Exercise brief: Scan the entries and copy each line where the word "JSON" is present.

[Extracted records — start]

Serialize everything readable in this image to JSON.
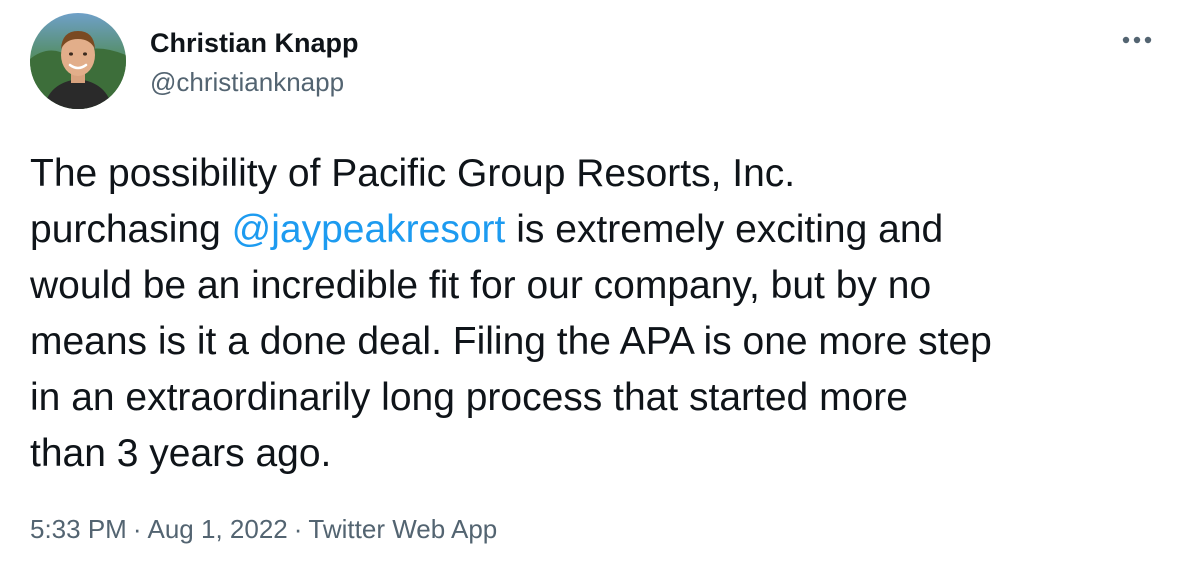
{
  "author": {
    "name": "Christian Knapp",
    "handle": "@christianknapp",
    "avatar_icon": "profile-photo"
  },
  "more_icon": "more-horizontal-icon",
  "tweet": {
    "lines": [
      {
        "before": "The possibility of Pacific Group Resorts, Inc.",
        "mention": "",
        "after": ""
      },
      {
        "before": "purchasing ",
        "mention": "@jaypeakresort",
        "after": " is extremely exciting and"
      },
      {
        "before": "would be an incredible fit for our company, but by no",
        "mention": "",
        "after": ""
      },
      {
        "before": "means is it a done deal. Filing the APA is one more step",
        "mention": "",
        "after": ""
      },
      {
        "before": "in an extraordinarily long process that started more",
        "mention": "",
        "after": ""
      },
      {
        "before": "than 3 years ago.",
        "mention": "",
        "after": ""
      }
    ]
  },
  "meta": {
    "time": "5:33 PM",
    "separator": "·",
    "date": "Aug 1, 2022",
    "source": "Twitter Web App"
  },
  "colors": {
    "text": "#0f1419",
    "secondary": "#536471",
    "link": "#1d9bf0"
  }
}
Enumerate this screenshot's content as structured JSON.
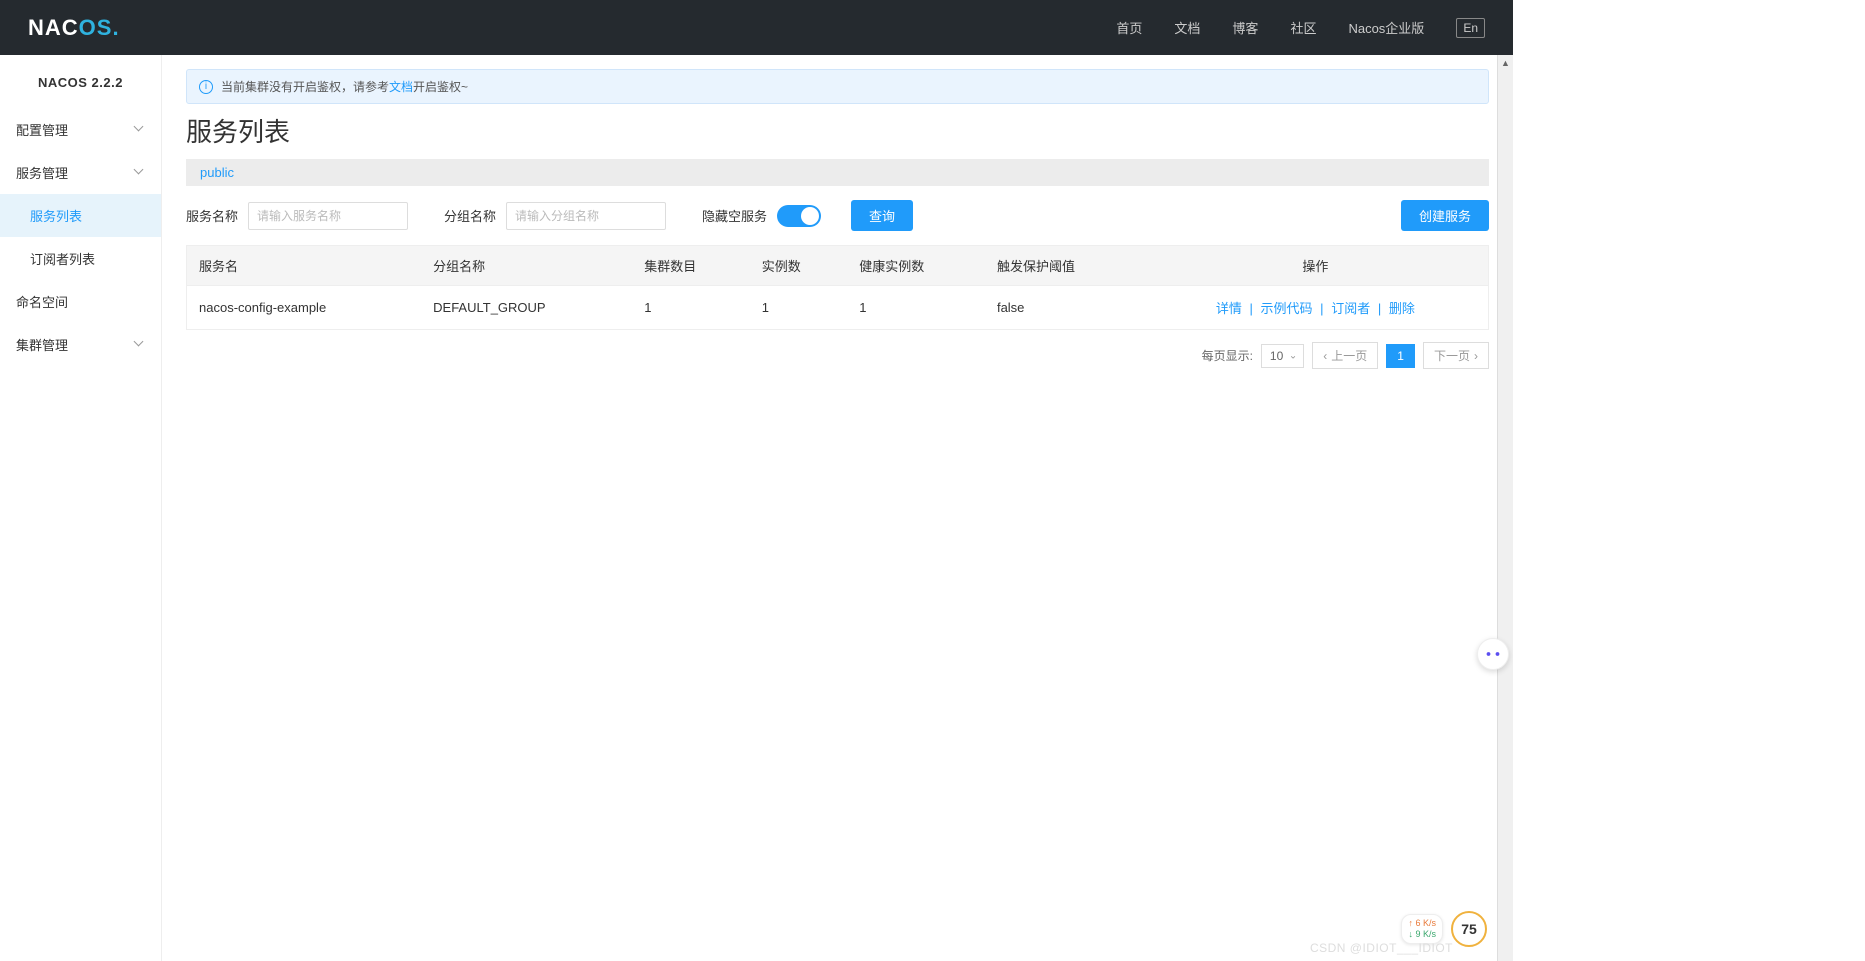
{
  "header": {
    "logo_pre": "NAC",
    "logo_co": "OS",
    "logo_dot": ".",
    "nav": [
      "首页",
      "文档",
      "博客",
      "社区",
      "Nacos企业版"
    ],
    "lang": "En"
  },
  "sidebar": {
    "title": "NACOS 2.2.2",
    "items": [
      {
        "label": "配置管理",
        "hasChevron": true
      },
      {
        "label": "服务管理",
        "hasChevron": true
      },
      {
        "label": "服务列表",
        "child": true,
        "active": true
      },
      {
        "label": "订阅者列表",
        "child": true
      },
      {
        "label": "命名空间"
      },
      {
        "label": "集群管理",
        "hasChevron": true
      }
    ]
  },
  "alert": {
    "text_before": "当前集群没有开启鉴权，请参考",
    "link": "文档",
    "text_after": "开启鉴权~"
  },
  "page_title": "服务列表",
  "namespace": "public",
  "filters": {
    "service_label": "服务名称",
    "service_placeholder": "请输入服务名称",
    "group_label": "分组名称",
    "group_placeholder": "请输入分组名称",
    "hide_empty_label": "隐藏空服务",
    "query_btn": "查询",
    "create_btn": "创建服务"
  },
  "table": {
    "columns": [
      "服务名",
      "分组名称",
      "集群数目",
      "实例数",
      "健康实例数",
      "触发保护阈值",
      "操作"
    ],
    "rows": [
      {
        "service_name": "nacos-config-example",
        "group_name": "DEFAULT_GROUP",
        "cluster_count": "1",
        "instance_count": "1",
        "healthy_count": "1",
        "threshold": "false",
        "actions": [
          "详情",
          "示例代码",
          "订阅者",
          "删除"
        ]
      }
    ]
  },
  "pagination": {
    "per_page_label": "每页显示:",
    "per_page_value": "10",
    "prev": "上一页",
    "current": "1",
    "next": "下一页"
  },
  "widgets": {
    "net_up": "↑ 6  K/s",
    "net_down": "↓ 9  K/s",
    "score": "75"
  },
  "watermark": "CSDN @IDIOT___IDIOT"
}
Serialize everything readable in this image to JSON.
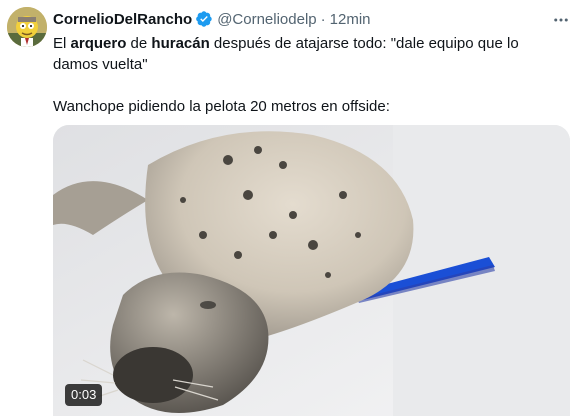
{
  "tweet": {
    "display_name": "CornelioDelRancho",
    "handle": "@Corneliodelp",
    "separator": "·",
    "time": "12min",
    "text": {
      "seg1": "El ",
      "bold1": "arquero",
      "seg2": " de ",
      "bold2": "huracán",
      "seg3": " después de atajarse todo: \"dale equipo que lo damos vuelta\"",
      "line2": "Wanchope pidiendo la pelota 20 metros en offside:"
    },
    "media": {
      "duration": "0:03"
    }
  },
  "icons": {
    "verified": "verified-badge-icon",
    "more": "more-options-icon",
    "avatar": "avatar"
  },
  "colors": {
    "verified_blue": "#1d9bf0",
    "secondary_text": "#536471",
    "primary_text": "#0f1419",
    "tape_blue": "#1a4fd6"
  }
}
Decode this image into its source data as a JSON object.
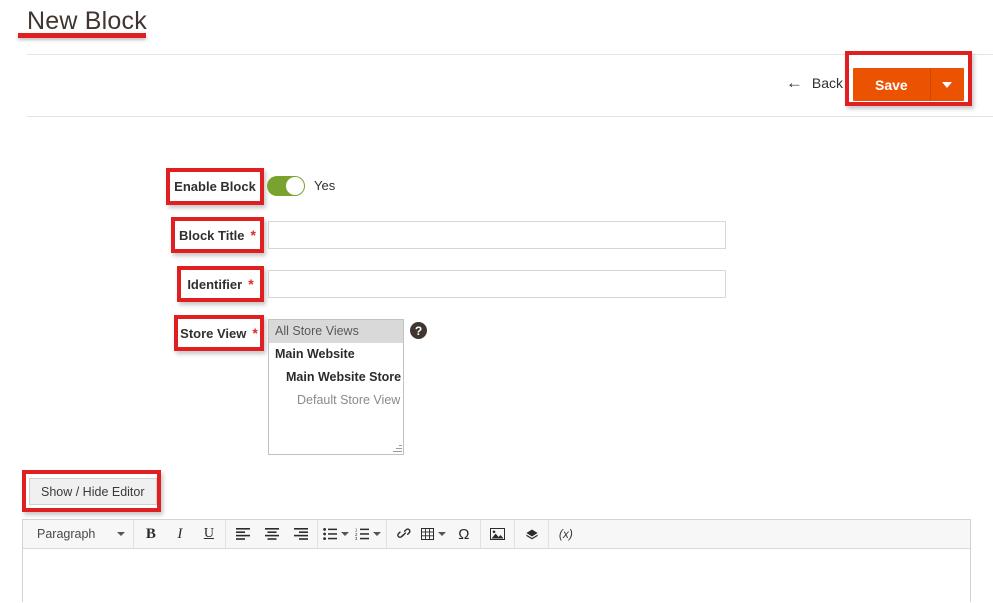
{
  "page": {
    "title": "New Block"
  },
  "header": {
    "back_label": "Back",
    "back_icon": "arrow-left-icon",
    "save_label": "Save",
    "save_caret_icon": "chevron-down-icon",
    "accent_color": "#eb5202",
    "annotation_color": "#e02020"
  },
  "form": {
    "enable_block": {
      "label": "Enable Block",
      "toggle_value": "Yes",
      "toggle_on": true,
      "toggle_color": "#79a22e"
    },
    "block_title": {
      "label": "Block Title",
      "required_marker": "*",
      "value": "",
      "placeholder": ""
    },
    "identifier": {
      "label": "Identifier",
      "required_marker": "*",
      "value": "",
      "placeholder": ""
    },
    "store_view": {
      "label": "Store View",
      "required_marker": "*",
      "help_icon": "question-mark-icon",
      "options": [
        {
          "label": "All Store Views",
          "level": 0,
          "selected": true
        },
        {
          "label": "Main Website",
          "level": 1,
          "selected": false
        },
        {
          "label": "Main Website Store",
          "level": 2,
          "selected": false
        },
        {
          "label": "Default Store View",
          "level": 3,
          "selected": false
        }
      ]
    }
  },
  "editor": {
    "show_hide_label": "Show / Hide Editor",
    "toolbar": {
      "format_select": "Paragraph",
      "buttons": [
        {
          "name": "bold-icon",
          "glyph": "B"
        },
        {
          "name": "italic-icon",
          "glyph": "I"
        },
        {
          "name": "underline-icon",
          "glyph": "U"
        },
        {
          "name": "align-left-icon",
          "glyph": ""
        },
        {
          "name": "align-center-icon",
          "glyph": ""
        },
        {
          "name": "align-right-icon",
          "glyph": ""
        },
        {
          "name": "bullet-list-icon",
          "glyph": ""
        },
        {
          "name": "numbered-list-icon",
          "glyph": ""
        },
        {
          "name": "link-icon",
          "glyph": ""
        },
        {
          "name": "table-icon",
          "glyph": ""
        },
        {
          "name": "special-character-icon",
          "glyph": "Ω"
        },
        {
          "name": "insert-image-icon",
          "glyph": ""
        },
        {
          "name": "insert-widget-icon",
          "glyph": ""
        },
        {
          "name": "insert-variable-icon",
          "glyph": "(x)"
        }
      ]
    },
    "content": ""
  }
}
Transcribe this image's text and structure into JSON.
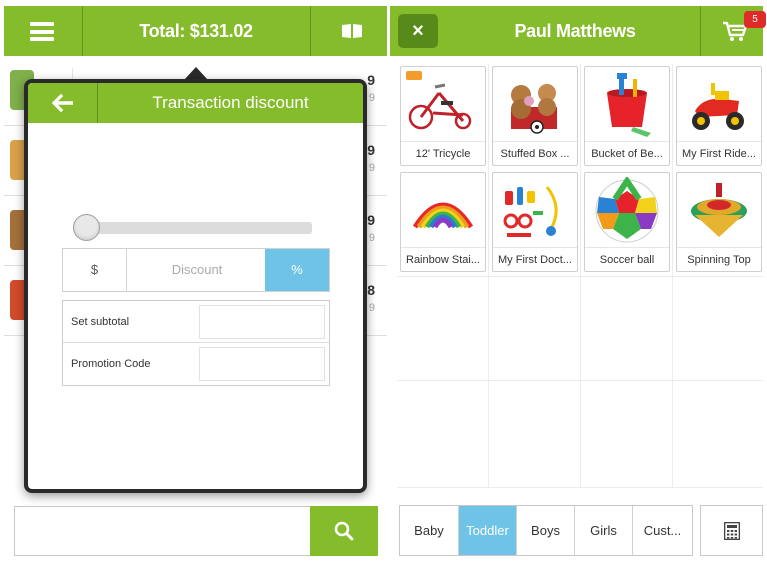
{
  "header_left": {
    "total_label": "Total: $131.02",
    "menu_icon": "hamburger-icon",
    "book_icon": "book-icon"
  },
  "header_right": {
    "customer_name": "Paul Matthews",
    "close_label": "×",
    "cart_icon": "cart-icon",
    "cart_count": "5"
  },
  "cart_rows": [
    {
      "price_main": "9",
      "price_sub": "9"
    },
    {
      "price_main": "9",
      "price_sub": "9"
    },
    {
      "price_main": "9",
      "price_sub": "9"
    },
    {
      "price_main": "8",
      "price_sub": "9"
    }
  ],
  "dialog": {
    "title": "Transaction discount",
    "back_icon": "arrow-left-icon",
    "slider_level": 0,
    "segment": {
      "dollar": "$",
      "discount_placeholder": "Discount",
      "percent": "%",
      "selected": "%"
    },
    "fields": {
      "subtotal_label": "Set subtotal",
      "subtotal_value": "",
      "promo_label": "Promotion Code",
      "promo_value": ""
    }
  },
  "search": {
    "placeholder": "",
    "icon": "search-icon"
  },
  "products": [
    {
      "label": "12' Tricycle",
      "image": "tricycle-image",
      "folder": true
    },
    {
      "label": "Stuffed Box ...",
      "image": "stuffed-toys-image",
      "folder": false
    },
    {
      "label": "Bucket of Be...",
      "image": "beach-bucket-image",
      "folder": false
    },
    {
      "label": "My First Ride...",
      "image": "ride-on-toy-image",
      "folder": false
    },
    {
      "label": "Rainbow Stai...",
      "image": "rainbow-slinky-image",
      "folder": false
    },
    {
      "label": "My First Doct...",
      "image": "doctor-kit-image",
      "folder": false
    },
    {
      "label": "Soccer ball",
      "image": "soccer-ball-image",
      "folder": false
    },
    {
      "label": "Spinning Top",
      "image": "spinning-top-image",
      "folder": false
    }
  ],
  "categories": [
    {
      "label": "Baby",
      "active": false
    },
    {
      "label": "Toddler",
      "active": true
    },
    {
      "label": "Boys",
      "active": false
    },
    {
      "label": "Girls",
      "active": false
    },
    {
      "label": "Cust...",
      "active": false
    }
  ],
  "calculator_icon": "calculator-icon",
  "colors": {
    "brand_green": "#84bc2c",
    "dark_green": "#578a18",
    "accent_blue": "#6ec3e6",
    "badge_red": "#e02a2a"
  }
}
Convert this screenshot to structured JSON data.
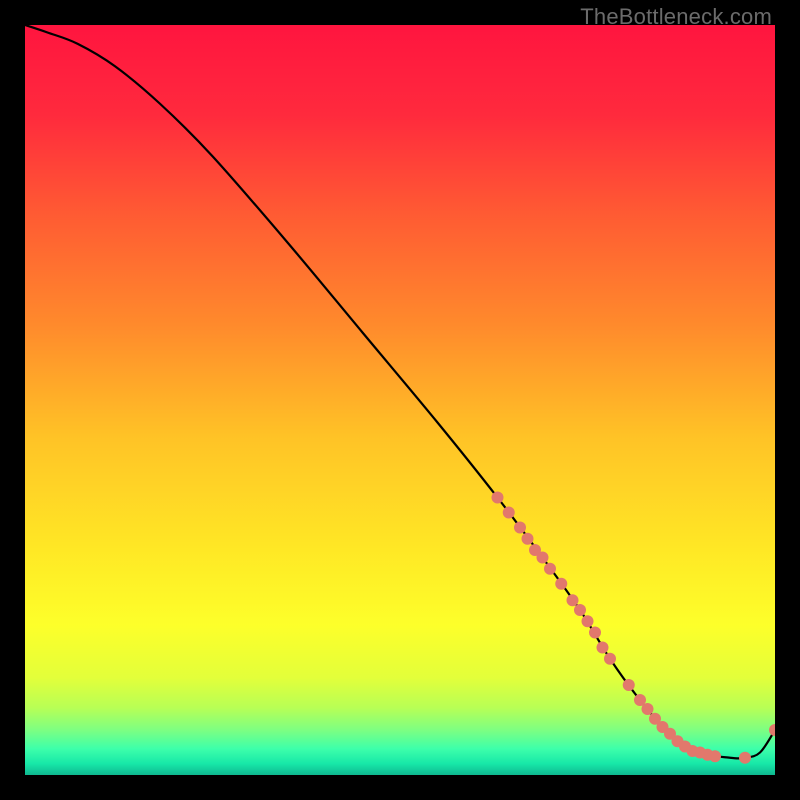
{
  "watermark": "TheBottleneck.com",
  "chart_data": {
    "type": "line",
    "title": "",
    "xlabel": "",
    "ylabel": "",
    "xlim": [
      0,
      100
    ],
    "ylim": [
      0,
      100
    ],
    "grid": false,
    "legend": false,
    "gradient_stops": [
      {
        "pos": 0.0,
        "color": "#ff153f"
      },
      {
        "pos": 0.12,
        "color": "#ff2a3d"
      },
      {
        "pos": 0.25,
        "color": "#ff5a33"
      },
      {
        "pos": 0.4,
        "color": "#ff8a2c"
      },
      {
        "pos": 0.55,
        "color": "#ffc326"
      },
      {
        "pos": 0.7,
        "color": "#ffe825"
      },
      {
        "pos": 0.8,
        "color": "#fdff2a"
      },
      {
        "pos": 0.87,
        "color": "#e3ff3a"
      },
      {
        "pos": 0.91,
        "color": "#b8ff55"
      },
      {
        "pos": 0.94,
        "color": "#7dff82"
      },
      {
        "pos": 0.965,
        "color": "#3dffaa"
      },
      {
        "pos": 0.985,
        "color": "#17e8a8"
      },
      {
        "pos": 1.0,
        "color": "#0fb890"
      }
    ],
    "series": [
      {
        "name": "bottleneck-curve",
        "color": "#000000",
        "x": [
          0,
          3,
          7,
          12,
          18,
          25,
          35,
          45,
          55,
          63,
          69,
          74,
          78,
          82,
          86,
          90,
          94,
          96,
          98,
          100
        ],
        "y": [
          100,
          99,
          97.5,
          94.5,
          89.5,
          82.5,
          71,
          59,
          47,
          37,
          29,
          22,
          15.5,
          10,
          5.5,
          3,
          2.3,
          2.3,
          3,
          6
        ]
      }
    ],
    "markers": {
      "color": "#e2786c",
      "radius_px": 6,
      "points": [
        {
          "x": 63,
          "y": 37
        },
        {
          "x": 64.5,
          "y": 35
        },
        {
          "x": 66,
          "y": 33
        },
        {
          "x": 67,
          "y": 31.5
        },
        {
          "x": 68,
          "y": 30
        },
        {
          "x": 69,
          "y": 29
        },
        {
          "x": 70,
          "y": 27.5
        },
        {
          "x": 71.5,
          "y": 25.5
        },
        {
          "x": 73,
          "y": 23.3
        },
        {
          "x": 74,
          "y": 22
        },
        {
          "x": 75,
          "y": 20.5
        },
        {
          "x": 76,
          "y": 19
        },
        {
          "x": 77,
          "y": 17
        },
        {
          "x": 78,
          "y": 15.5
        },
        {
          "x": 80.5,
          "y": 12
        },
        {
          "x": 82,
          "y": 10
        },
        {
          "x": 83,
          "y": 8.8
        },
        {
          "x": 84,
          "y": 7.5
        },
        {
          "x": 85,
          "y": 6.4
        },
        {
          "x": 86,
          "y": 5.5
        },
        {
          "x": 87,
          "y": 4.5
        },
        {
          "x": 88,
          "y": 3.8
        },
        {
          "x": 89,
          "y": 3.2
        },
        {
          "x": 90,
          "y": 3
        },
        {
          "x": 91,
          "y": 2.7
        },
        {
          "x": 92,
          "y": 2.5
        },
        {
          "x": 96,
          "y": 2.3
        },
        {
          "x": 100,
          "y": 6
        }
      ]
    }
  }
}
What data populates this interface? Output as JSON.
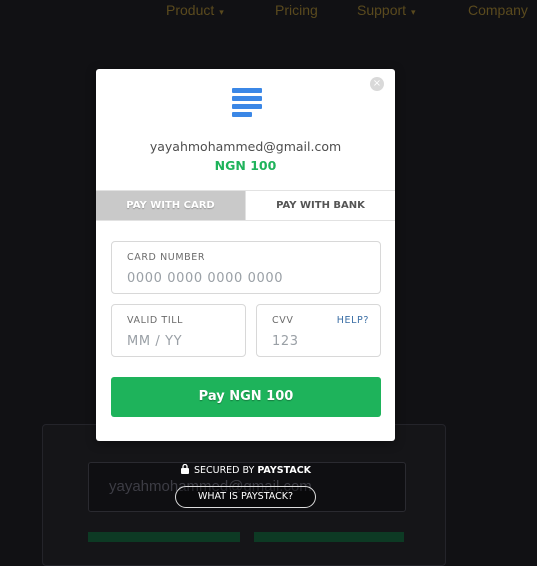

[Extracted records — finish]

Response for this exercise:
Serialize everything readable in this image to JSON.
Enumerate this screenshot's content as structured JSON.
Serialize everything readable in this image to JSON.
Decode this image into its source data as a JSON object.
Transcribe this image's text and structure into JSON.
Convert this screenshot to structured JSON data.
What data populates this interface? Output as JSON.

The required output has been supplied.